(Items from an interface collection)
>>
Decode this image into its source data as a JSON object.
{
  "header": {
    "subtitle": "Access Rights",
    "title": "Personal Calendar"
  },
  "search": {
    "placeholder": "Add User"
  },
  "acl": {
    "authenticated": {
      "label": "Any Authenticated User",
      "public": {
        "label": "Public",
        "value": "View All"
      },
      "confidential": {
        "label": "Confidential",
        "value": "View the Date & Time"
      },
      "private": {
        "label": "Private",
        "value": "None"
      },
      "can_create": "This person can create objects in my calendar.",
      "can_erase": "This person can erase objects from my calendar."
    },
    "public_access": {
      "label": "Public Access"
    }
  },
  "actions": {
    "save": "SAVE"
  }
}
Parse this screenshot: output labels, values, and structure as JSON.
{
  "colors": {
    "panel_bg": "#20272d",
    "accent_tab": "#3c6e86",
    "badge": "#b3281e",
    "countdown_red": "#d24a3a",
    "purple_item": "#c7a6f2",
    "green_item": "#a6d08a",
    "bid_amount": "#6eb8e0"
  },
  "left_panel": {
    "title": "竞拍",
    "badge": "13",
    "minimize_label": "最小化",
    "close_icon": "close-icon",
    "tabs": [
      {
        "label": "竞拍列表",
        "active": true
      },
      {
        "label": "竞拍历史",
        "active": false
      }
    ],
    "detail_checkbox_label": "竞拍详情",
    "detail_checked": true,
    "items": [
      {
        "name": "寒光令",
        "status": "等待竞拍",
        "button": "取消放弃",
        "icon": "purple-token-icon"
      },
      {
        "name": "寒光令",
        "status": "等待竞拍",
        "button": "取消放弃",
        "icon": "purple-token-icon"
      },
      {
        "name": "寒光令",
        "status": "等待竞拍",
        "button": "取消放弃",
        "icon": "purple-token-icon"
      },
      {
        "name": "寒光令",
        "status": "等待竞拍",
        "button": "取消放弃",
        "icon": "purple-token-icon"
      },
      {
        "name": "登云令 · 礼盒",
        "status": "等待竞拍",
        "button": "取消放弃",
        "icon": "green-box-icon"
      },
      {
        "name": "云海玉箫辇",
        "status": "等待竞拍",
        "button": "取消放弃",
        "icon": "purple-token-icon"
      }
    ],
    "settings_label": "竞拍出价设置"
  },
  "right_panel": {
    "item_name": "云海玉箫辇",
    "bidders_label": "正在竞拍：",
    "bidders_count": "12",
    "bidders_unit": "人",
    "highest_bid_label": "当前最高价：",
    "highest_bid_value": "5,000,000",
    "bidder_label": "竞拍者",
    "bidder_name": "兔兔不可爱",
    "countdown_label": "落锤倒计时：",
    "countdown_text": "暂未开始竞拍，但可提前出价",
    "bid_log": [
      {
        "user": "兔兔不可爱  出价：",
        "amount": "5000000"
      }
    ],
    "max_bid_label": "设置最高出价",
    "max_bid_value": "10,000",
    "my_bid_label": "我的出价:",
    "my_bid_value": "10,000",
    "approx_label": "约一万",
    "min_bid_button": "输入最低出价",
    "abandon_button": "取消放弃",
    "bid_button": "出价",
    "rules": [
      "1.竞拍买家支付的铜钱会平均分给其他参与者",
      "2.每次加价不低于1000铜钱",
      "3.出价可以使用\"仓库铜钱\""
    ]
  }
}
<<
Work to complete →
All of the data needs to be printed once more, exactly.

Task result →
Decode this image into its source data as a JSON object.
{
  "header": {
    "subtitle": "Access Rights",
    "title": "Personal Calendar"
  },
  "search": {
    "placeholder": "Add User"
  },
  "acl": {
    "authenticated": {
      "label": "Any Authenticated User",
      "public": {
        "label": "Public",
        "value": "View All"
      },
      "confidential": {
        "label": "Confidential",
        "value": "View the Date & Time"
      },
      "private": {
        "label": "Private",
        "value": "None"
      },
      "can_create": "This person can create objects in my calendar.",
      "can_erase": "This person can erase objects from my calendar."
    },
    "public_access": {
      "label": "Public Access"
    }
  },
  "actions": {
    "save": "SAVE"
  }
}
Parse this screenshot: output labels, values, and structure as JSON.
{
  "colors": {
    "panel_bg": "#20272d",
    "accent_tab": "#3c6e86",
    "badge": "#b3281e",
    "countdown_red": "#d24a3a",
    "purple_item": "#c7a6f2",
    "green_item": "#a6d08a",
    "bid_amount": "#6eb8e0"
  },
  "left_panel": {
    "title": "竞拍",
    "badge": "13",
    "minimize_label": "最小化",
    "close_icon": "close-icon",
    "tabs": [
      {
        "label": "竞拍列表",
        "active": true
      },
      {
        "label": "竞拍历史",
        "active": false
      }
    ],
    "detail_checkbox_label": "竞拍详情",
    "detail_checked": true,
    "items": [
      {
        "name": "寒光令",
        "status": "等待竞拍",
        "button": "取消放弃",
        "icon": "purple-token-icon"
      },
      {
        "name": "寒光令",
        "status": "等待竞拍",
        "button": "取消放弃",
        "icon": "purple-token-icon"
      },
      {
        "name": "寒光令",
        "status": "等待竞拍",
        "button": "取消放弃",
        "icon": "purple-token-icon"
      },
      {
        "name": "寒光令",
        "status": "等待竞拍",
        "button": "取消放弃",
        "icon": "purple-token-icon"
      },
      {
        "name": "登云令 · 礼盒",
        "status": "等待竞拍",
        "button": "取消放弃",
        "icon": "green-box-icon"
      },
      {
        "name": "云海玉箫辇",
        "status": "等待竞拍",
        "button": "取消放弃",
        "icon": "purple-token-icon"
      }
    ],
    "settings_label": "竞拍出价设置"
  },
  "right_panel": {
    "item_name": "云海玉箫辇",
    "bidders_label": "正在竞拍：",
    "bidders_count": "12",
    "bidders_unit": "人",
    "highest_bid_label": "当前最高价：",
    "highest_bid_value": "5,000,000",
    "bidder_label": "竞拍者",
    "bidder_name": "兔兔不可爱",
    "countdown_label": "落锤倒计时：",
    "countdown_text": "暂未开始竞拍，但可提前出价",
    "bid_log": [
      {
        "user": "兔兔不可爱  出价：",
        "amount": "5000000"
      }
    ],
    "max_bid_label": "设置最高出价",
    "max_bid_value": "10,000",
    "my_bid_label": "我的出价:",
    "my_bid_value": "10,000",
    "approx_label": "约一万",
    "min_bid_button": "输入最低出价",
    "abandon_button": "取消放弃",
    "bid_button": "出价",
    "rules": [
      "1.竞拍买家支付的铜钱会平均分给其他参与者",
      "2.每次加价不低于1000铜钱",
      "3.出价可以使用\"仓库铜钱\""
    ]
  }
}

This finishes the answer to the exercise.